Another innovation introduced by ComNet is the first interchangeable product line. In the past, fiber optic companies offered different models of the same product, depending on the application. This was done to accommodate how the product was to be deployed.Fiber optic products can be standalone mounted or rack mounted. In a standalone product installation, the unit was typically mounted on a wall or shelf and powered by an individual power supply. The source of signal to be transmitted (video, data, etc.) was generally close by. On the receiving end, the fiber optic signal was converted back to the same type of signal as the original by the use of a standalone receiver or a receiver that could be mounted in a standard electronics rack. Until now, a separate model had to be ordered to designate a standalone versus a rack-mounted product. This fact was the source of much confusion and led to challenges that ultimately cost the dealer and end-user time and money.

It’s hard to calculate, but consider the cost to send out an installer to a remote location who ultimately discovers he has rack-mounted products and the application instead requires standalone equipment. There’s nothing more frustrating and costly than to be forced to send out a technician twice to accomplish a task that could have been handled in one trip. He now has to go back to the office, have purchasing contact the manufacturer, arrange an RMA and pay shipment back to the manufacturer. The manufacturer now has to re-ship the correct model at the installer’s expense. After a delay, the dealer/installer has to accept the cost to send out an installer to finish the job.

Starting with a clean slate, and knowing the challenges having separate model numbers for standalone equipment and rack-mounted equipment posed, ComNet introduced the first line of interchangeable standalone and rack-mounted equipment. It is a simple concept; one model number accomplishes either application of the product. Called ComFit, this feature virtually eliminates model number confusion and has the potential to save the dealer/installer and ultimately the end-user large sums of money in terms of lost productivity and unnecessary costs.

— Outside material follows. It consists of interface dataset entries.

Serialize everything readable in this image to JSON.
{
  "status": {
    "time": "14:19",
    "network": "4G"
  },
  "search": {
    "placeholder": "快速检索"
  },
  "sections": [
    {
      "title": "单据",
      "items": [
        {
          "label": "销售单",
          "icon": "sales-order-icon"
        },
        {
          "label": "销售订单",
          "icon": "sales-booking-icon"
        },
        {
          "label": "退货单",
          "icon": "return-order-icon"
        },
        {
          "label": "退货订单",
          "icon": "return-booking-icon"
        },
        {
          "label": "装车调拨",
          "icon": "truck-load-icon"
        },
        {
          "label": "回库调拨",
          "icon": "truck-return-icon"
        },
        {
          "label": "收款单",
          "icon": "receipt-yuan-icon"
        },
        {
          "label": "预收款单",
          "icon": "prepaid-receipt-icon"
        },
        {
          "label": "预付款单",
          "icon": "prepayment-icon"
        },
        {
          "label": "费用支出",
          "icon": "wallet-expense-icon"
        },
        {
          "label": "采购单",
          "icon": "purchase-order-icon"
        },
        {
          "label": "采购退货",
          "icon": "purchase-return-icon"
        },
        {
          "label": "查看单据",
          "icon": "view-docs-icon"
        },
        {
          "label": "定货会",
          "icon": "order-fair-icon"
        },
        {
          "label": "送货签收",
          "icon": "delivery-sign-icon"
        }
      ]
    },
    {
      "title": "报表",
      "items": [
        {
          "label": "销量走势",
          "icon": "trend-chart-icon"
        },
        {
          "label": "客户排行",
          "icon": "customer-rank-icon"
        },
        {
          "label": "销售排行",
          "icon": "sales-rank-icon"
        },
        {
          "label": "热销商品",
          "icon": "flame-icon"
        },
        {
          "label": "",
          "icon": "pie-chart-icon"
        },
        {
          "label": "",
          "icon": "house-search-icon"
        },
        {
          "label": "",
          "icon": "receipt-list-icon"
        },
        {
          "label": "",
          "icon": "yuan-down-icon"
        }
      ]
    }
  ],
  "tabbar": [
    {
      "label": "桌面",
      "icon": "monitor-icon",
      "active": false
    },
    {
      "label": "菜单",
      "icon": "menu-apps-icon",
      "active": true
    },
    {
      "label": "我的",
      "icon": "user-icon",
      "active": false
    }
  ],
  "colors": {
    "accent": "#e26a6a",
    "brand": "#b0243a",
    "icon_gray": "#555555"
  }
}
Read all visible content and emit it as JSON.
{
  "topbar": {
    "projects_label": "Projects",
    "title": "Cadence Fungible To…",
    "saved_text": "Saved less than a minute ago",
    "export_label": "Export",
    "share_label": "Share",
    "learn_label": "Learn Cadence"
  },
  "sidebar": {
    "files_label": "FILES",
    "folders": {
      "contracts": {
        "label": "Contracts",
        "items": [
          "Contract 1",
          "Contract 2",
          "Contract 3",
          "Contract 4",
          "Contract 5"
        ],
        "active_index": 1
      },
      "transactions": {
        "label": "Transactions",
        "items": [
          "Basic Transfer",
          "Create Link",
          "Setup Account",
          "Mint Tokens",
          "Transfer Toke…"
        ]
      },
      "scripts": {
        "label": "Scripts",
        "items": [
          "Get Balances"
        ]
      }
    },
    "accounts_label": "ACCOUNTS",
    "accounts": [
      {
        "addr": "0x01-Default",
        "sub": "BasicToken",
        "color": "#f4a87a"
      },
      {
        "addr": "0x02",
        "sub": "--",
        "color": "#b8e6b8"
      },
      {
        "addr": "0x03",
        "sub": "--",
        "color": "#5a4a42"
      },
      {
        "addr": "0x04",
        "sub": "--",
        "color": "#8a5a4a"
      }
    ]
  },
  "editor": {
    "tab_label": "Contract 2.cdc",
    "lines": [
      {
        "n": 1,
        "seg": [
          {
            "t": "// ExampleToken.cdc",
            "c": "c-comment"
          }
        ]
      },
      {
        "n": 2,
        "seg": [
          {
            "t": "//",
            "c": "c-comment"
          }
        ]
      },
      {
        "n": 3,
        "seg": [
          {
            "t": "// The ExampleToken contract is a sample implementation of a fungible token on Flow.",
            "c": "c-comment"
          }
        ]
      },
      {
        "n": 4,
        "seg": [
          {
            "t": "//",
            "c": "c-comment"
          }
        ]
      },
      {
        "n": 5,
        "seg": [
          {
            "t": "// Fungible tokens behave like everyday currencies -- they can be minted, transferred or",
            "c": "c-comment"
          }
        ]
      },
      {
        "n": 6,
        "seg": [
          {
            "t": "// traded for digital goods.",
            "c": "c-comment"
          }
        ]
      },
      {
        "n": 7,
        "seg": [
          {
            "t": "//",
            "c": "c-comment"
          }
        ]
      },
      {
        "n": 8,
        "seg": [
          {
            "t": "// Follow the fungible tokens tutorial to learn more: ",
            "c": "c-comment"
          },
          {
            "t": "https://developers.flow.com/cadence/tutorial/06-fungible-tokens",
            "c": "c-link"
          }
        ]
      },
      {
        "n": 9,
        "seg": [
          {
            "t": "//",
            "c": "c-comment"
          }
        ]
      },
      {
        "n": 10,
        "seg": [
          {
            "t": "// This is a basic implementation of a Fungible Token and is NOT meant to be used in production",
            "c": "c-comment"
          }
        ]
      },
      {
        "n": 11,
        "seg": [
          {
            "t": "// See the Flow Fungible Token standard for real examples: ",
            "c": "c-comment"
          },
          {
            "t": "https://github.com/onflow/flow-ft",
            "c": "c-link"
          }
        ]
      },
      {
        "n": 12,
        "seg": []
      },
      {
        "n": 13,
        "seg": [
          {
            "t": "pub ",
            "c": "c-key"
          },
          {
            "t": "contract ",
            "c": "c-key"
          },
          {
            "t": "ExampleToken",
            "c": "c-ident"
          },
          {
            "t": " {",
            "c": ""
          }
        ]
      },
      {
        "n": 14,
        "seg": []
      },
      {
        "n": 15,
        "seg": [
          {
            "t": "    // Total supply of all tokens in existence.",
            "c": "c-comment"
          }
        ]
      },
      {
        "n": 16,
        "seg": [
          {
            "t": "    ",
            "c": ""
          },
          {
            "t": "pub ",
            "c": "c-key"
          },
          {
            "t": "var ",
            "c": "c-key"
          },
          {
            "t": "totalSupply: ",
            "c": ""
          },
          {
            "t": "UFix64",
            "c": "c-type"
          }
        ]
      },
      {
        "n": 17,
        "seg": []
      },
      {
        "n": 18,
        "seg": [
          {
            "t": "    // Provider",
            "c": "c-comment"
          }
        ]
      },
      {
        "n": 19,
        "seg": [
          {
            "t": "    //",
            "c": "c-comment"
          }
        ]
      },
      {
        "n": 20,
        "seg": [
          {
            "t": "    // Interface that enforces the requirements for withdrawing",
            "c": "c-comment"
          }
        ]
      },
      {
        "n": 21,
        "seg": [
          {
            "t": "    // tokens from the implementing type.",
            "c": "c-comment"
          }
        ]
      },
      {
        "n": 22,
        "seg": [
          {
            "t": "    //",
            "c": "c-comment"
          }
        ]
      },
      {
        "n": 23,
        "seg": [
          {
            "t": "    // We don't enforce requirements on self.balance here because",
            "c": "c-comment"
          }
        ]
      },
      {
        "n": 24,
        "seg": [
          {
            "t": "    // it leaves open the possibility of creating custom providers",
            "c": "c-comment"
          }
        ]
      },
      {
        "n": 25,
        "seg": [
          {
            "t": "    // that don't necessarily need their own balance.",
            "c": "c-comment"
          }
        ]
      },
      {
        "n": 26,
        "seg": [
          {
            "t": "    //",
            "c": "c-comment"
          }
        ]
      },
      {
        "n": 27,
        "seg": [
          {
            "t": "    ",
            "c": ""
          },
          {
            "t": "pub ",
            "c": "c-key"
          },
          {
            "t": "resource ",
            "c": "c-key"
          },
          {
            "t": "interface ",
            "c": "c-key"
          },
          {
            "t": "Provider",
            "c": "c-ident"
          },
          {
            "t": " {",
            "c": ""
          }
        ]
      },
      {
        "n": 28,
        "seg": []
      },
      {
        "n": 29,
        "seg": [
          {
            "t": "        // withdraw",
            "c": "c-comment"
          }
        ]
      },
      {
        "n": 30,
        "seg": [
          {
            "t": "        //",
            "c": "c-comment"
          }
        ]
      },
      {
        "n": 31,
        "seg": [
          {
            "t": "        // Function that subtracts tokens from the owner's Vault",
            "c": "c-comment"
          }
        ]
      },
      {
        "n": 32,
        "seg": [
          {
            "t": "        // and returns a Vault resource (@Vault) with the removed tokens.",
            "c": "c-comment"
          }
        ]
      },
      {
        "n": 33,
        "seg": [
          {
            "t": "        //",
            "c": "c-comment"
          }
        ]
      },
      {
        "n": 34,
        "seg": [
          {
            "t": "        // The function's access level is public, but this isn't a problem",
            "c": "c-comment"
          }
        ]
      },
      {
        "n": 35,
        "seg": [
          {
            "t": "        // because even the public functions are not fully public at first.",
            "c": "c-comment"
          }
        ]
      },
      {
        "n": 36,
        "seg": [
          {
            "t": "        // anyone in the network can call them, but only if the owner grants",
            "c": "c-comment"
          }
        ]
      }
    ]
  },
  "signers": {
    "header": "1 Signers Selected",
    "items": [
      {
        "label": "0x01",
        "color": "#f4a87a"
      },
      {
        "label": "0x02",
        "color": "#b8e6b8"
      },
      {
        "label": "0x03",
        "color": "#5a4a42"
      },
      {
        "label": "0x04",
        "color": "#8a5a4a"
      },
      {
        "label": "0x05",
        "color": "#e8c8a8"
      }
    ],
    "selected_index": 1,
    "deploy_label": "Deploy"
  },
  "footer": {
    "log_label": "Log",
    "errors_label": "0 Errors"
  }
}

Every product comes with an external power supply and can be fixed or mounted to a flat surface. If that product requires it to be installed in a ComNet card cage in an electronics rack, the installer simply removes the external power connector and slides the entire unit into the channels in the card cage. The uniquely designed power connector slips into the receiver on the card cage and the individual units are now powered by the central power supply. Multiple ComNet products can be installed in the ComNet card cage, making for an organized installation. This interchangeable product package also provides a higher level of resistance to interference. When transmitting video, there is always a chance that some picture quality degradation can occur due to the video being susceptible to EFI/RFI interference within the equipment cabinet. The same enclosure that enables the ComNet unit to be used as a standalone or rack-mount model also acts as an additional shield and improves the quality of the video being transmitted.

This exclusive feature also is a major benefit to those who purchase fiber optic products through distribution. For the one who orders, any chance of getting the right product for the wrong application is eliminated. Having one variation per model also benefits distribution, as one model fits multiple applications. This translates to fewer SKUs, less space to warehouse, less shipping and fewer dollars tied up in inventory.

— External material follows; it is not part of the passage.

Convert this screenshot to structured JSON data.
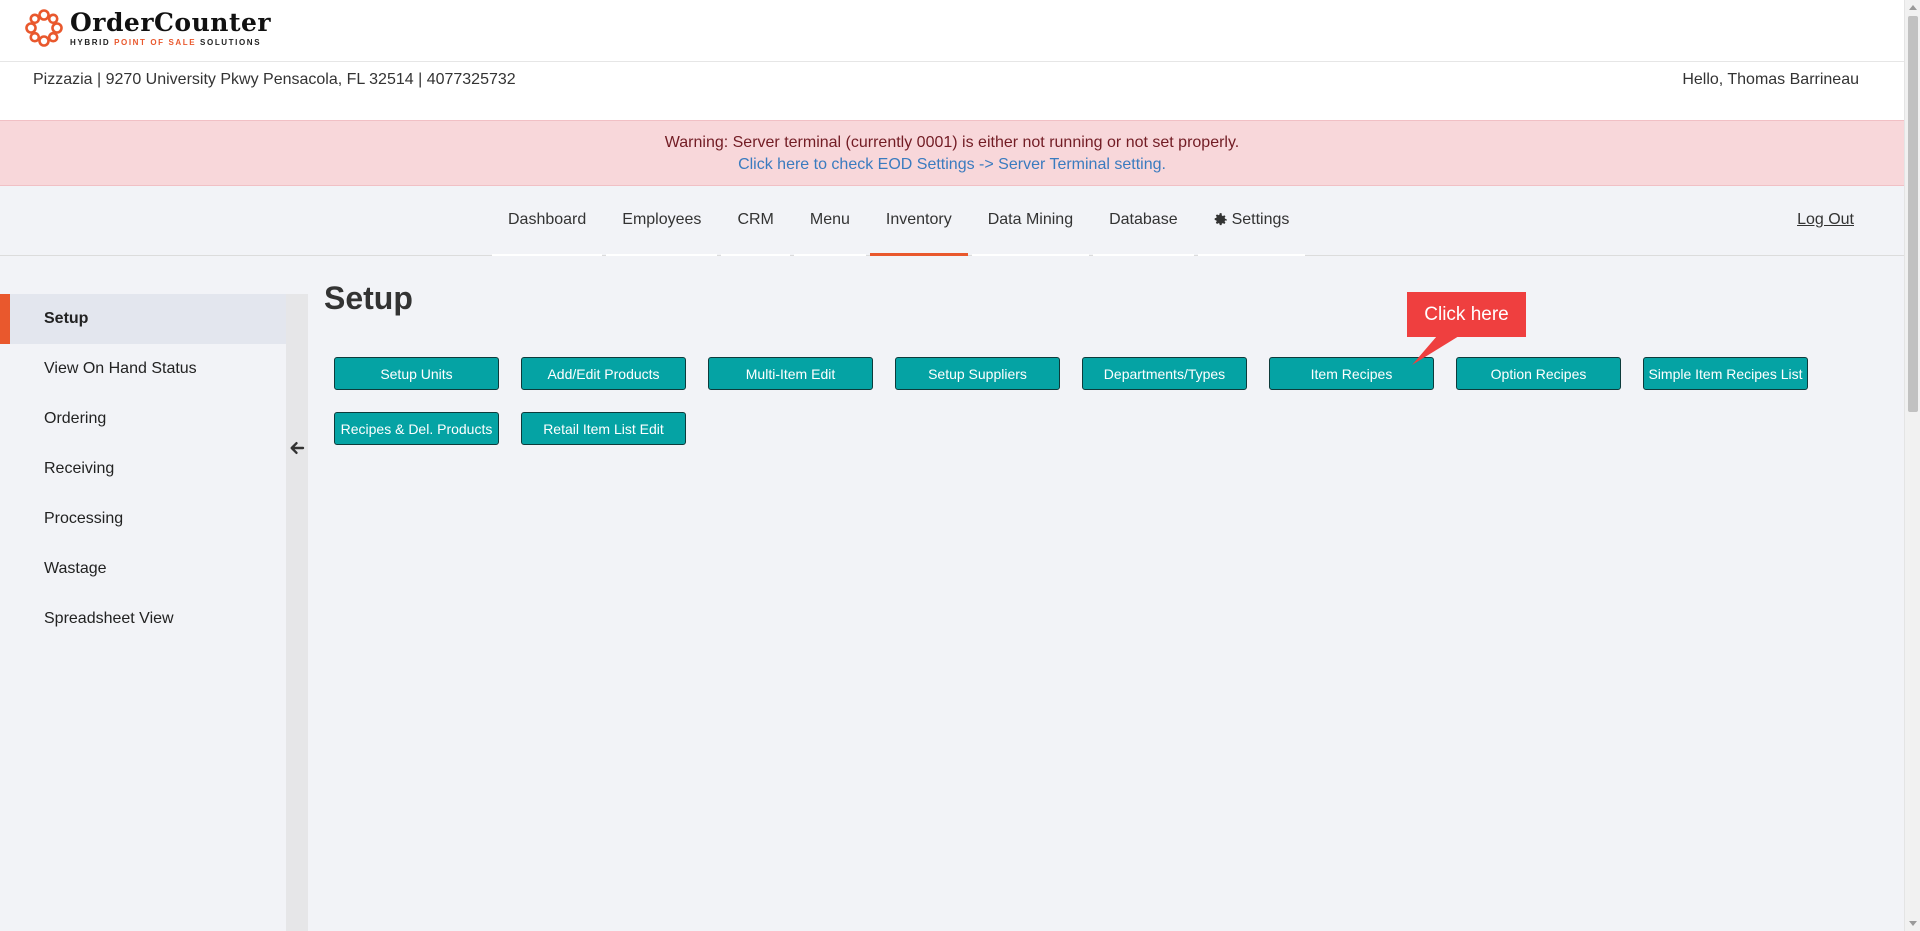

Fiber optic transmission products are more advanced than ever. Newer designs offer numerous advantages in specification, performance, longevity and value. A big part of the story today is in the value-add of the product. Little extras allow security dealers and integrators to be more competitive and more efficient, while giving the end-user more for their money as well. Standardization in installation application specifications allow them to save on inventory, factor in less time and labor during the installation and have the right product at the right time. That can make all the difference between winning and losing projects—and with the current economy—every bit counts.

Frank (Skip) Haight is vice president of Marketing for Communication Networks (ComNet), based in Danbury, Conn., visit